The chef and restaurant owner who helped change the way Americans think about Chinese food has died. Cecilia Chiang was twice a refugee before she opened the influential San Francisco restaurant The Mandarin and taught Chinese cooking to Julia Child and James Beard. Chiang died Wednesday in San Francisco. She was 100 years old.
The documentary Soul of a Banquet explains that Chiang was born into a wealthy Shanghai family with two full-time chefs — one from the north and one from the south. (The film also features drool-inducing close ups of her specialties, like red cooked pork and fish stuffed with ginger and pepper. Don't watch it while you're hungry.) Speaking to the camera, former Gourmet magazine editor Ruth Reichl says food connected Chiang to a vanished era: "She has this taste memory that goes back to a time that — there aren't a lot of people alive who remember the food of that China, the great food of the great houses, when what you had were chefs who had been classically trained."

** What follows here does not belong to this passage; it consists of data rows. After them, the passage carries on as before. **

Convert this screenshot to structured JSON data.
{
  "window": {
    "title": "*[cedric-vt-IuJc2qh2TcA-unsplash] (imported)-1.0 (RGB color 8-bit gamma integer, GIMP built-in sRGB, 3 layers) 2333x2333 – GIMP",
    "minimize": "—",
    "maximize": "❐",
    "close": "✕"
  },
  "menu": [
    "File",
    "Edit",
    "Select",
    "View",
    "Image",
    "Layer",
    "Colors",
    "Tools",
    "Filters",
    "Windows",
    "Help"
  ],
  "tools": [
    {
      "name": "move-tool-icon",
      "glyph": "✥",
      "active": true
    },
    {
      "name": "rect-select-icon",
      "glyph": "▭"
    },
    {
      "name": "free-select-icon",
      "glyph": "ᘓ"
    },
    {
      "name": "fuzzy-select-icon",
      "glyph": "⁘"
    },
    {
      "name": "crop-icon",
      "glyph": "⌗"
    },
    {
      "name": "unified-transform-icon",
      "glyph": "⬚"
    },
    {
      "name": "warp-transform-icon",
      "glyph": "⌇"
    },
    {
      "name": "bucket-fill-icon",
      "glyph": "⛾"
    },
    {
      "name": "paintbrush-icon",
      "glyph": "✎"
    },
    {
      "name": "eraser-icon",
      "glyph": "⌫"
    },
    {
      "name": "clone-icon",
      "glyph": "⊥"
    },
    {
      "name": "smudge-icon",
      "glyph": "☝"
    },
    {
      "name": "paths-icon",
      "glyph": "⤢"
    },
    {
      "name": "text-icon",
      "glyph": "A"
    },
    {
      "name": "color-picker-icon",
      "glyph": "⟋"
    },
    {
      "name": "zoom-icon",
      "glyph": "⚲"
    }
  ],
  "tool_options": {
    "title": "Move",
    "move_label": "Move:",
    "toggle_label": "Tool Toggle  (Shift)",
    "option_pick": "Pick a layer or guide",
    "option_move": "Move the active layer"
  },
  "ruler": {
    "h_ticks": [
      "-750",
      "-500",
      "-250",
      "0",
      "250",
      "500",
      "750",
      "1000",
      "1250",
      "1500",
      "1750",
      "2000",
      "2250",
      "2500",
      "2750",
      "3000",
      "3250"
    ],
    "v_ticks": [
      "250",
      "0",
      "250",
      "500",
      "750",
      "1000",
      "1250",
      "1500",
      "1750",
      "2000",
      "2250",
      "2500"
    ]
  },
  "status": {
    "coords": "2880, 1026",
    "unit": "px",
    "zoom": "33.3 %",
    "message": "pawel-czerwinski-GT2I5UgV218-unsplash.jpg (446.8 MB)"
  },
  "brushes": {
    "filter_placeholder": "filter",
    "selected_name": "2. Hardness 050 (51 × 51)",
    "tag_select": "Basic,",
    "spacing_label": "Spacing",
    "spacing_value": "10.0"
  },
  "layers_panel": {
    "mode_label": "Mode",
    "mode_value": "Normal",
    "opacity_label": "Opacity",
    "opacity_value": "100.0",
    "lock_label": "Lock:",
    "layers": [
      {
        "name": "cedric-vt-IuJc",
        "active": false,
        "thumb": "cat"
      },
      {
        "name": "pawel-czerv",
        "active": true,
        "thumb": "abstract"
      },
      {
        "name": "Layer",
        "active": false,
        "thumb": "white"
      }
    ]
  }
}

That China no longer exists. In 1937, when Japan bombed Shanghai, Chiang had just started college. She and an older sister fled, walking hundreds of miles to the city of Chengdu. Eighty years later, Chiang told NPR about getting robbed by soldiers and hiding from low-flying Japanese warplanes. "Now I think about it, I was very brave," she said.